# [Data to use]
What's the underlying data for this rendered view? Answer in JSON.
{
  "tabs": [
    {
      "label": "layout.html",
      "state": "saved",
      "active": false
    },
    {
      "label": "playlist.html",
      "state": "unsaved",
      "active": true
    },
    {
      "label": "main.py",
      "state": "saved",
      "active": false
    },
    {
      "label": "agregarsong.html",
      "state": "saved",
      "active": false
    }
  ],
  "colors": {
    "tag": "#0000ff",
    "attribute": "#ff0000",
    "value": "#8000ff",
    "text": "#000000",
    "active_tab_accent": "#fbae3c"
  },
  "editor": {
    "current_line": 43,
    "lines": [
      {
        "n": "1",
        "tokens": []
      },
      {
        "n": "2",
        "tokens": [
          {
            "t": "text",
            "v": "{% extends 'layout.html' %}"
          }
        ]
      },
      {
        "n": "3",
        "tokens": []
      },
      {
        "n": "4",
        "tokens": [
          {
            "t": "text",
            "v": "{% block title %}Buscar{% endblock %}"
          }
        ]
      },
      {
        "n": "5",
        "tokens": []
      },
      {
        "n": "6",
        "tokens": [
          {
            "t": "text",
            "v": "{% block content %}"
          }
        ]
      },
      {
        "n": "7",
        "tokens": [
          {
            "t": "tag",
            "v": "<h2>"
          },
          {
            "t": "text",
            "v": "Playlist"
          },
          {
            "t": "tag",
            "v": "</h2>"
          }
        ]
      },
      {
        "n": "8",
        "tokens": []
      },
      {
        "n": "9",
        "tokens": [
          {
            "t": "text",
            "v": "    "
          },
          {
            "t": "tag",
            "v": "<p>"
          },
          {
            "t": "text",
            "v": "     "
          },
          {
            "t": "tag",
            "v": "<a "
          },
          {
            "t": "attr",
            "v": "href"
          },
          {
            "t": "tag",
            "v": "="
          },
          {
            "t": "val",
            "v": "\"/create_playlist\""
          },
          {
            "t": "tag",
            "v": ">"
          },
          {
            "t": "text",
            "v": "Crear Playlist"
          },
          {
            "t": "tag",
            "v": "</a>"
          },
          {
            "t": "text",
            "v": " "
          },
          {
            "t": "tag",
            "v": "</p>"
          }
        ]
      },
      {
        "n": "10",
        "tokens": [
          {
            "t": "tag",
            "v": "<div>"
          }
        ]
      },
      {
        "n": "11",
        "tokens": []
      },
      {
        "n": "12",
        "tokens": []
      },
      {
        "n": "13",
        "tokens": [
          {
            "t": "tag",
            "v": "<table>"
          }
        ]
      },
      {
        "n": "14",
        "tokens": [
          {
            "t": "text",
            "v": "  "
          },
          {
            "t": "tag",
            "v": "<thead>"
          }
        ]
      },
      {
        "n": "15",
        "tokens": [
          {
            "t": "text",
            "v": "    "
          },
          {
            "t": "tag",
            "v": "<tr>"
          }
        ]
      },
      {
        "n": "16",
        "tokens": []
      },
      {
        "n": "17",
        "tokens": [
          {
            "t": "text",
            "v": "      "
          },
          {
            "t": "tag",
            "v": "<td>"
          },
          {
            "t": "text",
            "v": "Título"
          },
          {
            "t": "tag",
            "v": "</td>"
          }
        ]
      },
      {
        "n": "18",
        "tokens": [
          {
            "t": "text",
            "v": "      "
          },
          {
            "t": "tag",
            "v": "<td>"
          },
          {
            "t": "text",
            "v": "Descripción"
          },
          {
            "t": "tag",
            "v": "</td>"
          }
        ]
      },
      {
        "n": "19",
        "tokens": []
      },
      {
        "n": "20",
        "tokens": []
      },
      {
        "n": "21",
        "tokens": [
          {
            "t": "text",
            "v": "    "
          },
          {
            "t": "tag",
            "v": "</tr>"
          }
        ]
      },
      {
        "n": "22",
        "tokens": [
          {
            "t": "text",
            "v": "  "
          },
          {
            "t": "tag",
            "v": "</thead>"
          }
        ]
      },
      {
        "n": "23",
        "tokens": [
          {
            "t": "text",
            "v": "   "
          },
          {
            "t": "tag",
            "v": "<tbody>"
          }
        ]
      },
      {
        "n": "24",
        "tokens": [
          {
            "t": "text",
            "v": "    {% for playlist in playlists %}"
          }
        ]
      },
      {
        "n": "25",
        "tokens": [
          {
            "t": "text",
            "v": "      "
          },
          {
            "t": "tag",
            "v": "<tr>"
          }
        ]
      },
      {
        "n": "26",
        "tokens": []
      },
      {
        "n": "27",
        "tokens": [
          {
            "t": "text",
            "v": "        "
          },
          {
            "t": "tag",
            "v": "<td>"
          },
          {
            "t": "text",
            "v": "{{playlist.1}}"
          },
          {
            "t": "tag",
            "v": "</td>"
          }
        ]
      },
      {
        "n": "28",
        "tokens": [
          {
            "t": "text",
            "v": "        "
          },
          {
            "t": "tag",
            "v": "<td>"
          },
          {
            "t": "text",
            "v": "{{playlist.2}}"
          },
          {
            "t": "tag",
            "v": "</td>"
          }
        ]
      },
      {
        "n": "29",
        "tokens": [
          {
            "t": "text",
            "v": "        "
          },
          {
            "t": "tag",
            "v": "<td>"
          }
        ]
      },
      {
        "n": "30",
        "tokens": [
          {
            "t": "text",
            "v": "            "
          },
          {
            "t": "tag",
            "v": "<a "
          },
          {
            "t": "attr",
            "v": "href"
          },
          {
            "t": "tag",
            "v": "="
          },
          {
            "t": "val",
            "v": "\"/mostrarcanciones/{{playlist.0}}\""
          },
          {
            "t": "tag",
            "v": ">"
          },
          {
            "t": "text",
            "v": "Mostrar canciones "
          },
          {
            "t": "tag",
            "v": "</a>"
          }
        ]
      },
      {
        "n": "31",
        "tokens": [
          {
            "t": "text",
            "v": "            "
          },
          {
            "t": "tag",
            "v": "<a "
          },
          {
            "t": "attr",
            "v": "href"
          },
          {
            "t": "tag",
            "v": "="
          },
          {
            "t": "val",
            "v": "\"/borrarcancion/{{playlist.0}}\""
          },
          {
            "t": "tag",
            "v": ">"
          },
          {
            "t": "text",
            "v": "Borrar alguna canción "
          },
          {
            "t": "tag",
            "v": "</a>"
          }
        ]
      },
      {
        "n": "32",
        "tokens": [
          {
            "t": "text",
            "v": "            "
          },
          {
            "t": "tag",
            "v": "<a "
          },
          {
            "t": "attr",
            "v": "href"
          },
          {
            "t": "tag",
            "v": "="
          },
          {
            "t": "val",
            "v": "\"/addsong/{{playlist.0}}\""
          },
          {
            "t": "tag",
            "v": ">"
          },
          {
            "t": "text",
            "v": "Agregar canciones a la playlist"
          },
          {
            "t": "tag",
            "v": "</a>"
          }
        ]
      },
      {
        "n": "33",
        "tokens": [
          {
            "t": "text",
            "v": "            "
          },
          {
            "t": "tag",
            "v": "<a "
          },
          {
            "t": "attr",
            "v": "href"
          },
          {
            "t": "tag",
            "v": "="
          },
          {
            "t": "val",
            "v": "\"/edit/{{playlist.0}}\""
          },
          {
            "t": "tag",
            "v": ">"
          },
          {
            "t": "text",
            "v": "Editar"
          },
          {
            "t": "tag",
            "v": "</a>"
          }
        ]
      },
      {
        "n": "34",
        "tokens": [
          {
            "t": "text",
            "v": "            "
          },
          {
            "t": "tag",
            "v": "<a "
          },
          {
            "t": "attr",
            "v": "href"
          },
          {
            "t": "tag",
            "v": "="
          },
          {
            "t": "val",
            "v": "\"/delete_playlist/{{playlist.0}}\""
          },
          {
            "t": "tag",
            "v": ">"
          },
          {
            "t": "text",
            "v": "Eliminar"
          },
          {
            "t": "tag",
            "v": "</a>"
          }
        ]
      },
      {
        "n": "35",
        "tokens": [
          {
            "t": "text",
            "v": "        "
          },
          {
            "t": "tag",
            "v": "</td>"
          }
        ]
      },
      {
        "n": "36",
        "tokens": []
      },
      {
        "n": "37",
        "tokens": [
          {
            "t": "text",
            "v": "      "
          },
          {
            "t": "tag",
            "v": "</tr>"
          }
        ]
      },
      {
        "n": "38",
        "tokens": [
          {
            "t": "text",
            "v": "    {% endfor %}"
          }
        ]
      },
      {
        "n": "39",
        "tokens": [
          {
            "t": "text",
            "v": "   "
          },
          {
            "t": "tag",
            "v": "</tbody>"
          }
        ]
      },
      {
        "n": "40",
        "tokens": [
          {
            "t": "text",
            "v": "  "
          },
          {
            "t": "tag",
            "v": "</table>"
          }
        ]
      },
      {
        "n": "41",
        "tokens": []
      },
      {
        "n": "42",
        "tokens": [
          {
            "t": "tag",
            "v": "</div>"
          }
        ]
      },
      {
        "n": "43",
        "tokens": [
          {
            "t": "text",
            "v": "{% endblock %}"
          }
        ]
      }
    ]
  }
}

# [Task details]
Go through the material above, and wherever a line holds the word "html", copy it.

# [Exercise output]
      "label": "layout.html",
      "label": "playlist.html",
      "label": "agregarsong.html",
            "v": "{% extends 'layout.html' %}"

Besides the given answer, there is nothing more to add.